Kratky hydroponics offers a simple and accessible way to engage in hydroponic gardening. With its low-cost setup, minimal maintenance requirements, and versatility in plant selection, it is an excellent option for both beginners and experienced gardeners alike. By following the steps outlined in this article and addressing common challenges, you can embark on a successful Kratky hydroponic journey and enjoy the rewards of fresh, homegrown produce.
FAQs for Kratky Hydroponics
Kratky hydroponics is a simple and effective method for growing plants, but it can also raise some questions and doubts in your mind. Here are some of the most common ones that I have encountered and answered:
How long does Kratky hydroponics take?
The duration of Kratky hydroponics depends on the type and variety of your plant and the size of your container. Generally speaking, leafy plants like lettuce or spinach can take 4 to 6 weeks, while flowering plants like tomatoes or peppers can take 8 to 12 weeks.
How much water does Kratky hydroponics use?
The amount of water that Kratky hydroponics uses depends on the size of your container and the evaporation rate of your environment. Generally speaking, Kratky hydroponics uses much less water than soil gardening or other hydroponic methods. You only need to fill the container once at the beginning and let the plant use up the water until harvest.
Can I grow larger plants or trees using Kratky hydroponics?
Kratky hydroponics is best suited for smaller plants with shallow root systems. Larger plants or trees typically require more advanced hydroponic systems to provide adequate support and nutrient supply.
Can I automate my Kratky hydroponic system with timers and pumps?
The essence of Kratky hydroponics lies in its passive nature. While it is possible to add automation to certain aspects, such as pH monitoring, the basic principles of Kratky hydroponics do not involve the use of timers or pumps.
Remember, Kratky hydroponics is all about experimentation and learning.
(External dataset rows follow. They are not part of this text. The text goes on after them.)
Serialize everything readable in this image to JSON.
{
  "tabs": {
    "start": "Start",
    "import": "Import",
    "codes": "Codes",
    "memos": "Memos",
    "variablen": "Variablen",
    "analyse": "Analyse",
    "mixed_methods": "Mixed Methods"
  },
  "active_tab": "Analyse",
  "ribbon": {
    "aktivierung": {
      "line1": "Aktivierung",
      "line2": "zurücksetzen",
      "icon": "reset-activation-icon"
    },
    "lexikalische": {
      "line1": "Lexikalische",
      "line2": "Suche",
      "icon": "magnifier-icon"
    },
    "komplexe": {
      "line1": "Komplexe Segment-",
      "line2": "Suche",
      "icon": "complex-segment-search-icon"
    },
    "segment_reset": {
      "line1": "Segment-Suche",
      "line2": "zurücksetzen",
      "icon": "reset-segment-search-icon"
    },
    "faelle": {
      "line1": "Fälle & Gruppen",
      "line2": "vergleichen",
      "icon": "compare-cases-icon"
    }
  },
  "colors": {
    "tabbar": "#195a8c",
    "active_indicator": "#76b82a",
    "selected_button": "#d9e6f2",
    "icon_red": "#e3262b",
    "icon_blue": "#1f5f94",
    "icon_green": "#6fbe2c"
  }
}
Don’t be afraid to try new plant varieties or make adjustments to suit your specific conditions. Enjoy the journey of growing plants in a simplified and rewarding way with Kratky hydroponics!